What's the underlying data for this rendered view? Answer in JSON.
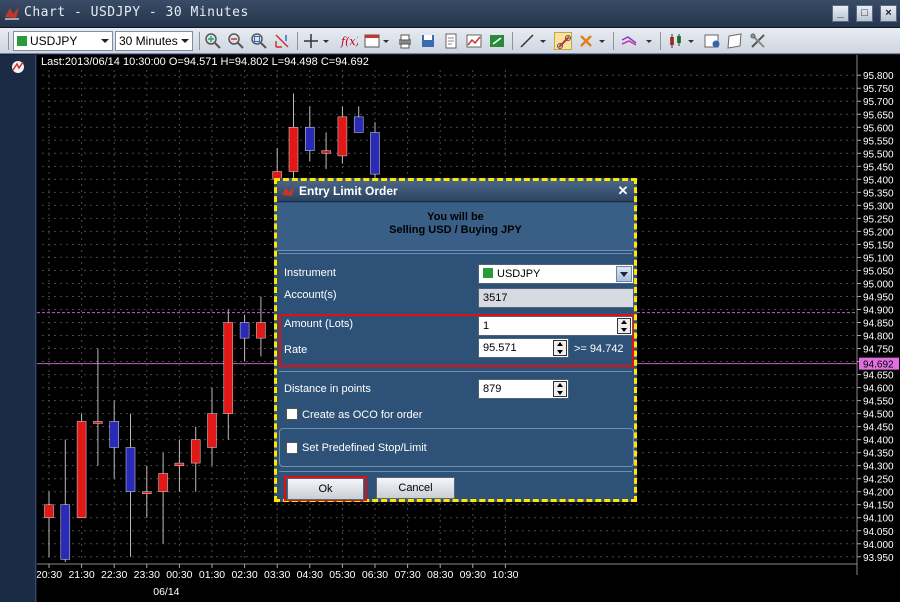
{
  "window": {
    "title": "Chart - USDJPY - 30 Minutes"
  },
  "toolbar": {
    "instrument": "USDJPY",
    "timeframe": "30 Minutes"
  },
  "chart": {
    "info": "Last:2013/06/14 10:30:00 O=94.571 H=94.802 L=94.498 C=94.692",
    "current_price_label": "94.692",
    "date_label": "06/14"
  },
  "chart_data": {
    "type": "candlestick",
    "title": "",
    "price_ticks": [
      "95.800",
      "95.750",
      "95.700",
      "95.650",
      "95.600",
      "95.550",
      "95.500",
      "95.450",
      "95.400",
      "95.350",
      "95.300",
      "95.250",
      "95.200",
      "95.150",
      "95.100",
      "95.050",
      "95.000",
      "94.950",
      "94.900",
      "94.850",
      "94.800",
      "94.750",
      "94.700",
      "94.650",
      "94.600",
      "94.550",
      "94.500",
      "94.450",
      "94.400",
      "94.350",
      "94.300",
      "94.250",
      "94.200",
      "94.150",
      "94.100",
      "94.050",
      "94.000",
      "93.950"
    ],
    "time_ticks": [
      "20:30",
      "21:30",
      "22:30",
      "23:30",
      "00:30",
      "01:30",
      "02:30",
      "03:30",
      "04:30",
      "05:30",
      "06:30",
      "07:30",
      "08:30",
      "09:30",
      "10:30"
    ],
    "ylim": [
      93.93,
      95.82
    ],
    "horizontal_lines": [
      94.888,
      94.692
    ],
    "candles": [
      {
        "o": 94.1,
        "h": 94.2,
        "l": 93.95,
        "c": 94.15
      },
      {
        "o": 94.15,
        "h": 94.4,
        "l": 93.93,
        "c": 93.94
      },
      {
        "o": 94.1,
        "h": 94.5,
        "l": 94.1,
        "c": 94.47
      },
      {
        "o": 94.47,
        "h": 94.75,
        "l": 94.3,
        "c": 94.47
      },
      {
        "o": 94.47,
        "h": 94.55,
        "l": 94.25,
        "c": 94.37
      },
      {
        "o": 94.37,
        "h": 94.5,
        "l": 93.95,
        "c": 94.2
      },
      {
        "o": 94.2,
        "h": 94.3,
        "l": 94.1,
        "c": 94.2
      },
      {
        "o": 94.2,
        "h": 94.35,
        "l": 94.0,
        "c": 94.27
      },
      {
        "o": 94.3,
        "h": 94.4,
        "l": 94.2,
        "c": 94.31
      },
      {
        "o": 94.31,
        "h": 94.45,
        "l": 94.2,
        "c": 94.4
      },
      {
        "o": 94.37,
        "h": 94.6,
        "l": 94.3,
        "c": 94.5
      },
      {
        "o": 94.5,
        "h": 94.9,
        "l": 94.4,
        "c": 94.85
      },
      {
        "o": 94.85,
        "h": 94.88,
        "l": 94.7,
        "c": 94.79
      },
      {
        "o": 94.79,
        "h": 94.95,
        "l": 94.72,
        "c": 94.85
      },
      {
        "o": 95.4,
        "h": 95.52,
        "l": 95.37,
        "c": 95.43
      },
      {
        "o": 95.43,
        "h": 95.73,
        "l": 95.4,
        "c": 95.6
      },
      {
        "o": 95.6,
        "h": 95.68,
        "l": 95.47,
        "c": 95.51
      },
      {
        "o": 95.5,
        "h": 95.58,
        "l": 95.44,
        "c": 95.51
      },
      {
        "o": 95.49,
        "h": 95.68,
        "l": 95.46,
        "c": 95.64
      },
      {
        "o": 95.64,
        "h": 95.68,
        "l": 95.58,
        "c": 95.58
      },
      {
        "o": 95.58,
        "h": 95.62,
        "l": 95.4,
        "c": 95.42
      }
    ]
  },
  "dialog": {
    "title": "Entry Limit Order",
    "summary_line1": "You will be",
    "summary_line2": "Selling USD / Buying JPY",
    "instrument_label": "Instrument",
    "instrument_value": "USDJPY",
    "account_label": "Account(s)",
    "account_value": "3517",
    "amount_label": "Amount (Lots)",
    "amount_value": "1",
    "rate_label": "Rate",
    "rate_value": "95.571",
    "rate_hint": ">= 94.742",
    "distance_label": "Distance in points",
    "distance_value": "879",
    "oco_label": "Create as OCO for order",
    "stoplimit_label": "Set Predefined Stop/Limit",
    "ok_label": "Ok",
    "cancel_label": "Cancel"
  },
  "colors": {
    "bull": "#e01818",
    "bear": "#2a2ab8",
    "grid": "#4a4a4a",
    "highlight": "#e01010",
    "dialog_border": "#ffe500"
  }
}
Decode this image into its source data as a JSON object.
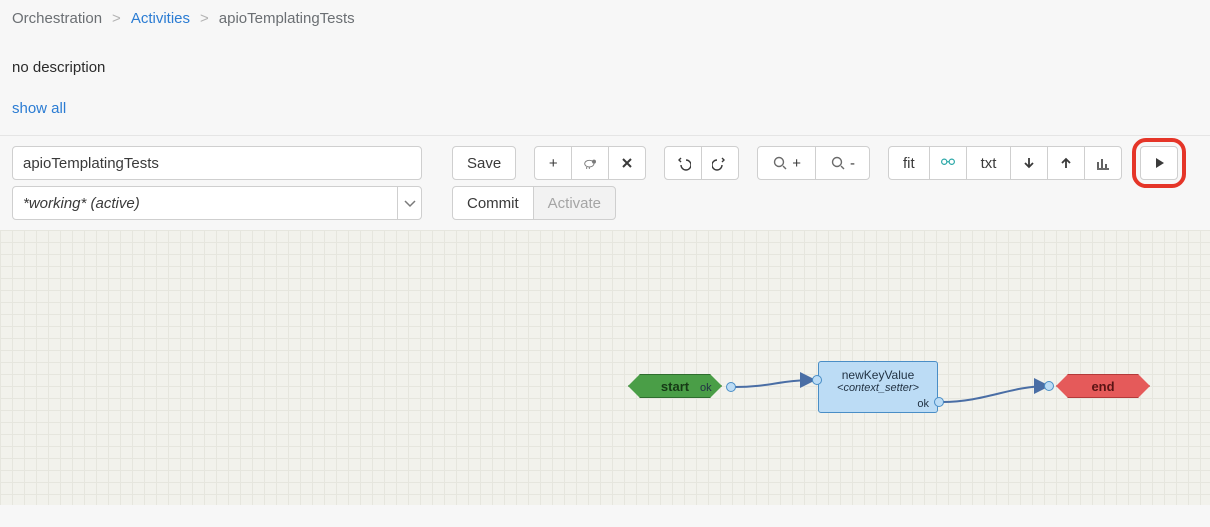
{
  "breadcrumbs": {
    "root": "Orchestration",
    "link": "Activities",
    "current": "apioTemplatingTests"
  },
  "description": "no description",
  "show_all": "show all",
  "inputs": {
    "activity_name": "apioTemplatingTests",
    "version_selected": "*working* (active)"
  },
  "buttons": {
    "save": "Save",
    "commit": "Commit",
    "activate": "Activate",
    "fit": "fit",
    "txt": "txt",
    "plus": "+",
    "zoom_in_suffix": "+",
    "zoom_out_suffix": "-"
  },
  "nodes": {
    "start": {
      "label": "start",
      "port": "ok"
    },
    "mid": {
      "title": "newKeyValue",
      "subtitle": "<context_setter>",
      "port": "ok"
    },
    "end": {
      "label": "end"
    }
  },
  "icons": {
    "sheep": "sheep-icon",
    "delete": "x-icon",
    "undo": "undo-icon",
    "redo": "redo-icon",
    "zoom": "magnifier-icon",
    "glasses": "glasses-icon",
    "down": "arrow-down-icon",
    "up": "arrow-up-icon",
    "chart": "bar-chart-icon",
    "play": "play-icon",
    "chevron": "chevron-down-icon"
  }
}
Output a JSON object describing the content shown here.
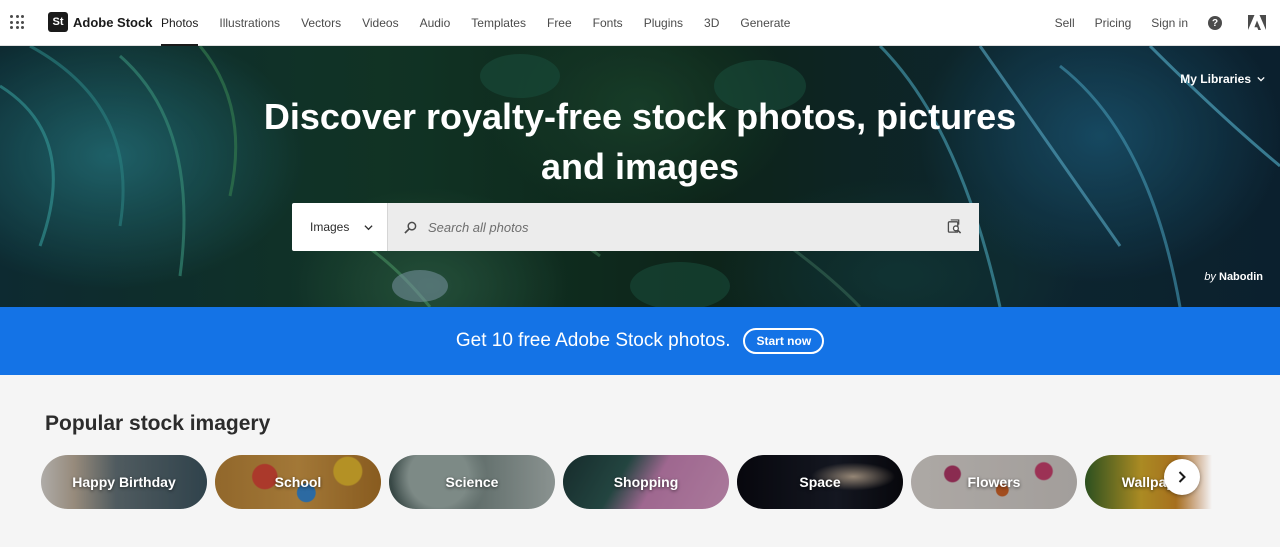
{
  "brand": {
    "badge": "St",
    "name": "Adobe Stock"
  },
  "nav": {
    "links": [
      {
        "label": "Photos",
        "active": true
      },
      {
        "label": "Illustrations"
      },
      {
        "label": "Vectors"
      },
      {
        "label": "Videos"
      },
      {
        "label": "Audio"
      },
      {
        "label": "Templates"
      },
      {
        "label": "Free"
      },
      {
        "label": "Fonts"
      },
      {
        "label": "Plugins"
      },
      {
        "label": "3D"
      },
      {
        "label": "Generate"
      }
    ],
    "right": {
      "sell": "Sell",
      "pricing": "Pricing",
      "sign_in": "Sign in",
      "help_glyph": "?"
    }
  },
  "hero": {
    "title": "Discover royalty-free stock photos, pictures and images",
    "my_libraries": "My Libraries",
    "credit_by": "by",
    "credit_author": "Nabodin"
  },
  "search": {
    "type_selected": "Images",
    "placeholder": "Search all photos",
    "icons": [
      "search-icon",
      "visual-search-icon",
      "chevron-down-icon"
    ]
  },
  "promo": {
    "text": "Get 10 free Adobe Stock photos.",
    "button": "Start now"
  },
  "popular": {
    "title": "Popular stock imagery",
    "categories": [
      "Happy Birthday",
      "School",
      "Science",
      "Shopping",
      "Space",
      "Flowers",
      "Wallpaper"
    ]
  },
  "colors": {
    "promo_blue": "#1473e6",
    "nav_active": "#1a1a1a",
    "text_primary": "#2c2c2c"
  }
}
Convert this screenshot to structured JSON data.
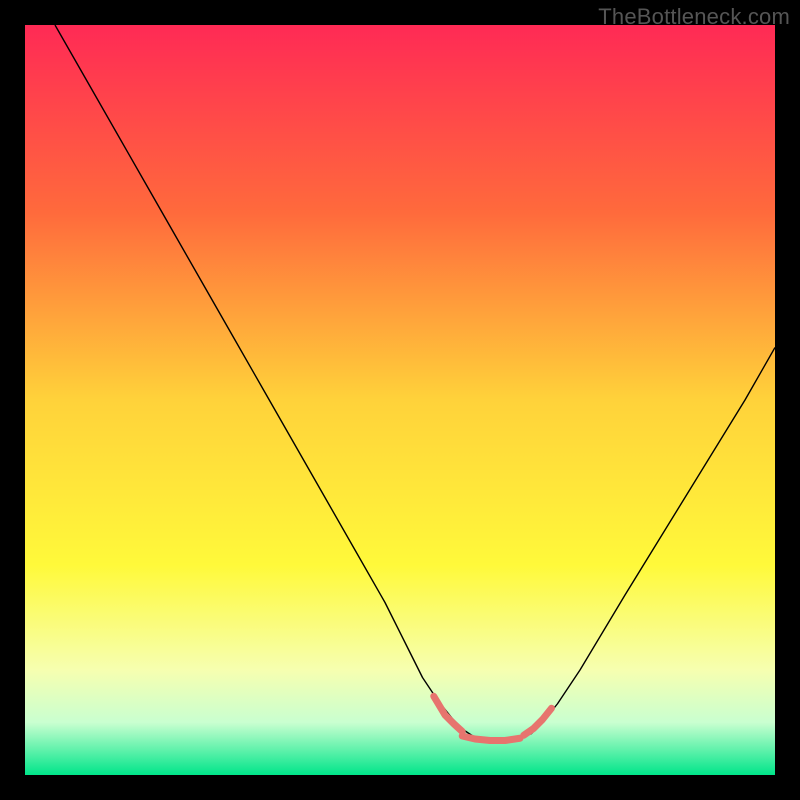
{
  "watermark": "TheBottleneck.com",
  "chart_data": {
    "type": "line",
    "title": "",
    "xlabel": "",
    "ylabel": "",
    "xlim": [
      0,
      100
    ],
    "ylim": [
      0,
      100
    ],
    "grid": false,
    "legend": false,
    "background_gradient": {
      "stops": [
        {
          "offset": 0.0,
          "color": "#ff2a55"
        },
        {
          "offset": 0.25,
          "color": "#ff6a3c"
        },
        {
          "offset": 0.5,
          "color": "#ffd23a"
        },
        {
          "offset": 0.72,
          "color": "#fff93a"
        },
        {
          "offset": 0.86,
          "color": "#f6ffb0"
        },
        {
          "offset": 0.93,
          "color": "#c9ffd0"
        },
        {
          "offset": 1.0,
          "color": "#00e58a"
        }
      ]
    },
    "series": [
      {
        "name": "curve",
        "stroke": "#000000",
        "stroke_width": 1.4,
        "x": [
          4.0,
          8.0,
          12.0,
          16.0,
          20.0,
          24.0,
          28.0,
          32.0,
          36.0,
          40.0,
          44.0,
          48.0,
          51.0,
          53.0,
          55.0,
          57.0,
          58.5,
          60.0,
          62.0,
          64.0,
          66.0,
          67.5,
          69.0,
          71.0,
          74.0,
          77.0,
          80.0,
          84.0,
          88.0,
          92.0,
          96.0,
          100.0
        ],
        "y": [
          100.0,
          93.0,
          86.0,
          79.0,
          72.0,
          65.0,
          58.0,
          51.0,
          44.0,
          37.0,
          30.0,
          23.0,
          17.0,
          13.0,
          10.0,
          7.5,
          6.0,
          5.0,
          4.5,
          4.5,
          5.0,
          5.5,
          7.0,
          9.5,
          14.0,
          19.0,
          24.0,
          30.5,
          37.0,
          43.5,
          50.0,
          57.0
        ]
      },
      {
        "name": "highlight-left",
        "stroke": "#e7746e",
        "stroke_width": 7,
        "linecap": "round",
        "x": [
          54.5,
          56.0,
          57.2,
          58.3
        ],
        "y": [
          10.5,
          8.0,
          6.8,
          5.8
        ]
      },
      {
        "name": "highlight-bottom",
        "stroke": "#e7746e",
        "stroke_width": 7,
        "linecap": "round",
        "x": [
          58.3,
          60.0,
          62.0,
          64.0,
          66.0
        ],
        "y": [
          5.2,
          4.8,
          4.6,
          4.6,
          4.9
        ]
      },
      {
        "name": "highlight-right",
        "stroke": "#e7746e",
        "stroke_width": 7,
        "linecap": "round",
        "x": [
          66.5,
          67.8,
          69.0,
          70.2
        ],
        "y": [
          5.3,
          6.2,
          7.4,
          8.9
        ]
      }
    ]
  }
}
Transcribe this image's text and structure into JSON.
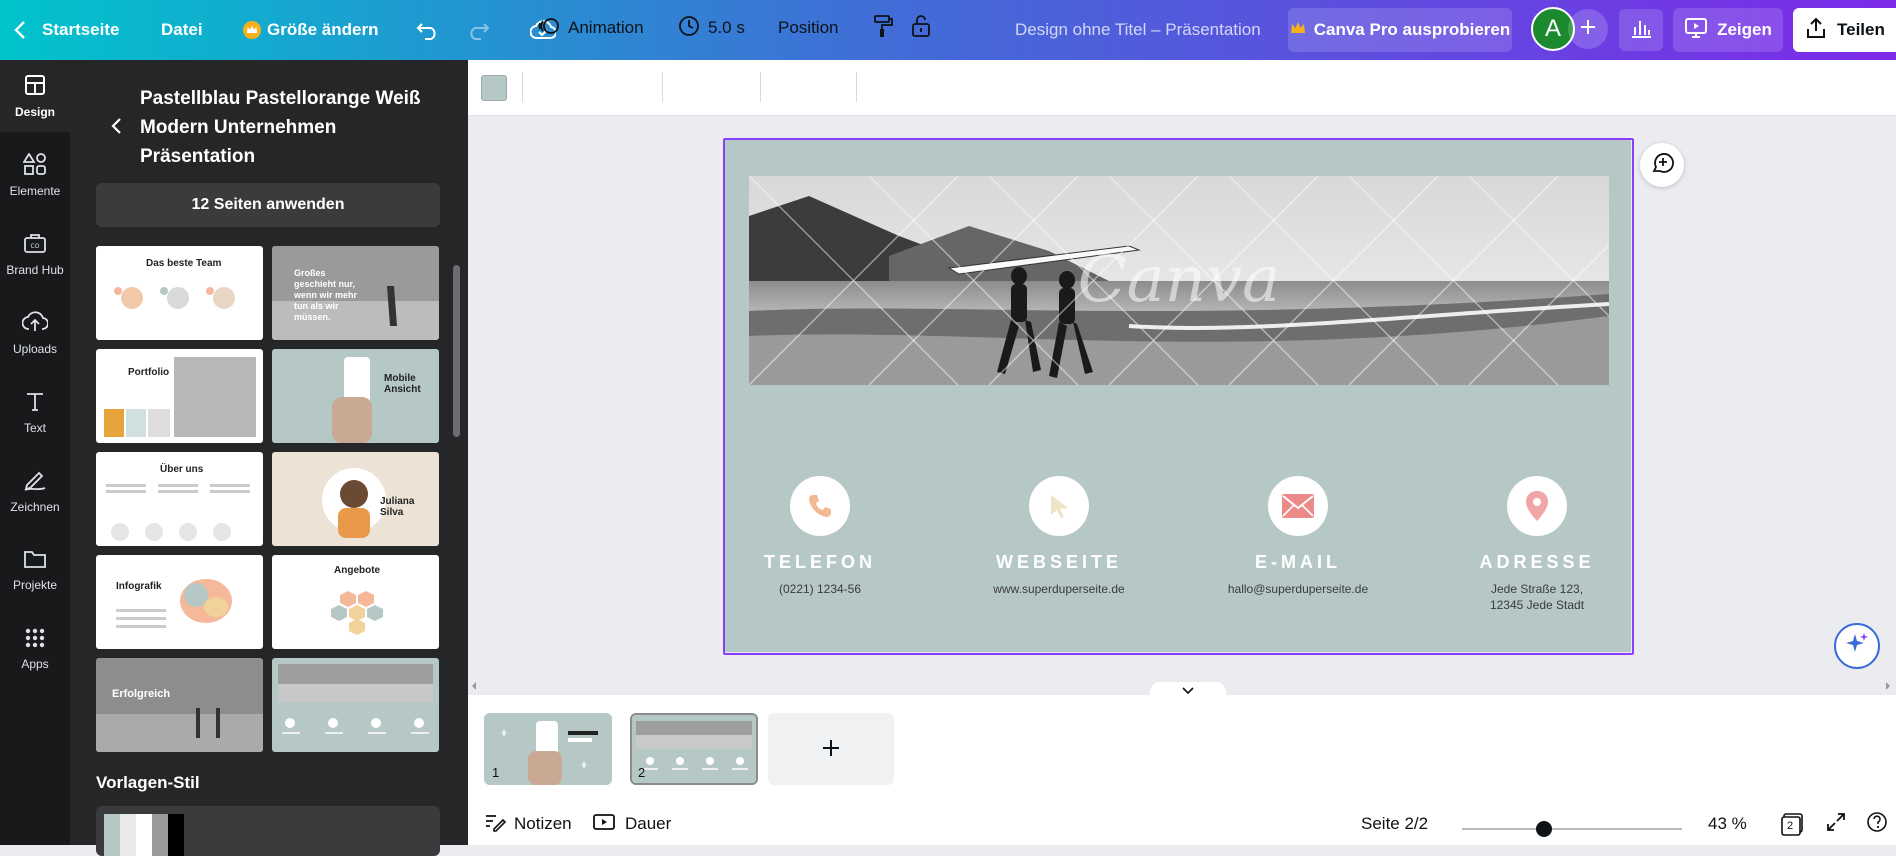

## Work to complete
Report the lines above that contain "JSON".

## Your solution
What's the underlying data for this rendered view? Answer in JSON.
Decode this image into its source data as a JSON object.
Output a JSON object describing the content shown here.
Convert this screenshot to structured JSON data.
Transcribe this image's text and structure into JSON.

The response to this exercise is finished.